*** RECORDS PROVIDED Section Begins ***

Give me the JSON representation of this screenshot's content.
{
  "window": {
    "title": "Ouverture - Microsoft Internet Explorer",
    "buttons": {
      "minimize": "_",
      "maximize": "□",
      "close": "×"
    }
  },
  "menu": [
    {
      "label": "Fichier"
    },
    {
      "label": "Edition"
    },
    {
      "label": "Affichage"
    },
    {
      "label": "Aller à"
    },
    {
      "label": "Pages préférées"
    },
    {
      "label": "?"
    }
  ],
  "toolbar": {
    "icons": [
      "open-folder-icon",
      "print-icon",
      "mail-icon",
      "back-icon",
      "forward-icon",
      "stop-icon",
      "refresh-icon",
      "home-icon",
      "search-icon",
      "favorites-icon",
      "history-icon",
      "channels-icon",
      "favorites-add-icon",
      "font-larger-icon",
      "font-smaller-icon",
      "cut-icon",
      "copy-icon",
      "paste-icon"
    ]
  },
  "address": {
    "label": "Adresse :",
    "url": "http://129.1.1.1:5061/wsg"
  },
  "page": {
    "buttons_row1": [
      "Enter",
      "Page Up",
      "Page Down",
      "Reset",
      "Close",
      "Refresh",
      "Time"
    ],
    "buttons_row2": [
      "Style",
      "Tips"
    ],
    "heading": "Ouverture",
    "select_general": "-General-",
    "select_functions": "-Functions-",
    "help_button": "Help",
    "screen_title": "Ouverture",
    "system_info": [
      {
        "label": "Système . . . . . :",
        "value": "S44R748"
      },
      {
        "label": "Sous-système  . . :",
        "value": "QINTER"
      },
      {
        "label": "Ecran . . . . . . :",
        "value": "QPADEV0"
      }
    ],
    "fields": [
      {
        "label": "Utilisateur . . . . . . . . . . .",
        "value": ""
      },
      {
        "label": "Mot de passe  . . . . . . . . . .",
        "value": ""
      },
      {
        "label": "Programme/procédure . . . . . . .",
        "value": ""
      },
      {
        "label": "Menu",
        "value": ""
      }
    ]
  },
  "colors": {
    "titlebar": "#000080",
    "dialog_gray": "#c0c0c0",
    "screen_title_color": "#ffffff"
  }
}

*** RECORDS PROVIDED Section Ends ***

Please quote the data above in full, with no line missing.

Give me the JSON representation of this screenshot's content.
{
  "window": {
    "title": "Ouverture - Microsoft Internet Explorer",
    "buttons": {
      "minimize": "_",
      "maximize": "□",
      "close": "×"
    }
  },
  "menu": [
    {
      "label": "Fichier"
    },
    {
      "label": "Edition"
    },
    {
      "label": "Affichage"
    },
    {
      "label": "Aller à"
    },
    {
      "label": "Pages préférées"
    },
    {
      "label": "?"
    }
  ],
  "toolbar": {
    "icons": [
      "open-folder-icon",
      "print-icon",
      "mail-icon",
      "back-icon",
      "forward-icon",
      "stop-icon",
      "refresh-icon",
      "home-icon",
      "search-icon",
      "favorites-icon",
      "history-icon",
      "channels-icon",
      "favorites-add-icon",
      "font-larger-icon",
      "font-smaller-icon",
      "cut-icon",
      "copy-icon",
      "paste-icon"
    ]
  },
  "address": {
    "label": "Adresse :",
    "url": "http://129.1.1.1:5061/wsg"
  },
  "page": {
    "buttons_row1": [
      "Enter",
      "Page Up",
      "Page Down",
      "Reset",
      "Close",
      "Refresh",
      "Time"
    ],
    "buttons_row2": [
      "Style",
      "Tips"
    ],
    "heading": "Ouverture",
    "select_general": "-General-",
    "select_functions": "-Functions-",
    "help_button": "Help",
    "screen_title": "Ouverture",
    "system_info": [
      {
        "label": "Système . . . . . :",
        "value": "S44R748"
      },
      {
        "label": "Sous-système  . . :",
        "value": "QINTER"
      },
      {
        "label": "Ecran . . . . . . :",
        "value": "QPADEV0"
      }
    ],
    "fields": [
      {
        "label": "Utilisateur . . . . . . . . . . .",
        "value": ""
      },
      {
        "label": "Mot de passe  . . . . . . . . . .",
        "value": ""
      },
      {
        "label": "Programme/procédure . . . . . . .",
        "value": ""
      },
      {
        "label": "Menu",
        "value": ""
      }
    ]
  },
  "colors": {
    "titlebar": "#000080",
    "dialog_gray": "#c0c0c0",
    "screen_title_color": "#ffffff"
  }
}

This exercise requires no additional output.